While Mr. Talde has memories of making dumplings with his mother at Christmas, Jason Wang, the 24-year-old entrepreneur behind Biang! and the Xi’an Famous Foods restaurants, remembers doing the same thing with his family around the onset of the Lunar New Year.
“For Asian families, dumplings are something that we all grew up with,” Mr. Wang said. And the notion of inventively “playing around with the dumpling” is overdue, he added.
“For our generation,” he said, “it’s a way of communicating these things to everyone.”
The dumplings at Biang! (either floating in broth or strafed with generous rivulets of spicy red oil) are stuffed with lamb, as are the juicy ones that can sometimes be found (usually as a special) at Mission Chinese Food on the Lower East Side. There, the chef, Danny Bowien, plays up “the funkiness of the lamb, and the lamb fat,” he said, by cramming the restaurant’s dumplings with cheek meat.
Mr. Bowien has a love/hate relationship with dumplings. The problem, he said (echoing a sentiment that you can hear from chefs all over town) is that they’re way too popular. Popular enough to throw the whole kitchen out of whack.

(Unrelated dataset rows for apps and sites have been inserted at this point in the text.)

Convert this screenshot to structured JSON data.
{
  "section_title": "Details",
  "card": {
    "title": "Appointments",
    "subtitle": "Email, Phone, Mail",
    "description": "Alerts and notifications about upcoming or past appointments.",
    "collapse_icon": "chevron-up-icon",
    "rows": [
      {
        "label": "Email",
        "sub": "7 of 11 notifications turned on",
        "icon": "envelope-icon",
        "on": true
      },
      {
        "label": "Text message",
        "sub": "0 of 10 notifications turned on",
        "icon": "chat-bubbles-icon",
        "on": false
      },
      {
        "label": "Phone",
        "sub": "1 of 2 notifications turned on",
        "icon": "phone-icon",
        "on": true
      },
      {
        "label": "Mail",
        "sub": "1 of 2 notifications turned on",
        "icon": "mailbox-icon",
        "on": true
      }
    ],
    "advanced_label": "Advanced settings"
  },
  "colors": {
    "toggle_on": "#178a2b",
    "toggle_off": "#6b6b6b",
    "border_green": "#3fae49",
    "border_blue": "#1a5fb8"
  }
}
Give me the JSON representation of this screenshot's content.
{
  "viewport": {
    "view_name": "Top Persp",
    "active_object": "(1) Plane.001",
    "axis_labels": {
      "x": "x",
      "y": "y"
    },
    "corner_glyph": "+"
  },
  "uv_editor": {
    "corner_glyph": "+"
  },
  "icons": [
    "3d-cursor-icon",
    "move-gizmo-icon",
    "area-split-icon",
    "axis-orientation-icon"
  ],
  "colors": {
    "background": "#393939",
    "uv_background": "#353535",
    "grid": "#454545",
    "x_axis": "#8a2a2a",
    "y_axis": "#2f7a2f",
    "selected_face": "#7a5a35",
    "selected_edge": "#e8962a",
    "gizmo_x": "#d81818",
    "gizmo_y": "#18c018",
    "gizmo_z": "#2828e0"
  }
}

Back in the spring, when the lamb-cheek dumplings were a fixture on the Mission Chinese Food menu, “we would get, like, 16 orders per table,” Mr. Bowien said. “I was like, ‘Really?’ It just got too crazy. After dumpling No. 1,000 goes out the door, I’m like, ‘Uh, let’s make something else.’ ”
At the Good Fork, Ms. Kim didn’t even want to include dumplings on the original menu, even though she had an excellent recipe from her mother. She sees the place as a globe-trotting bistro, not an Asian restaurant per se. But once her pork-and-chive packages made an appearance, with an interior texture expertly softened by lacings of silken tofu, it seemed there was no turning back, especially after she won a dumpling cook-off on “Throwdown With Bobby Flay.”
“After ‘Throwdown’ aired, all week I was like, ‘I hate dumplings,’ ” she said. “People came in just to get the dumplings. People would say, ‘Can I get 20 dozen in a box?’
“But I kept them on the menu. I just couldn’t disappoint people.”
Source: The New York Times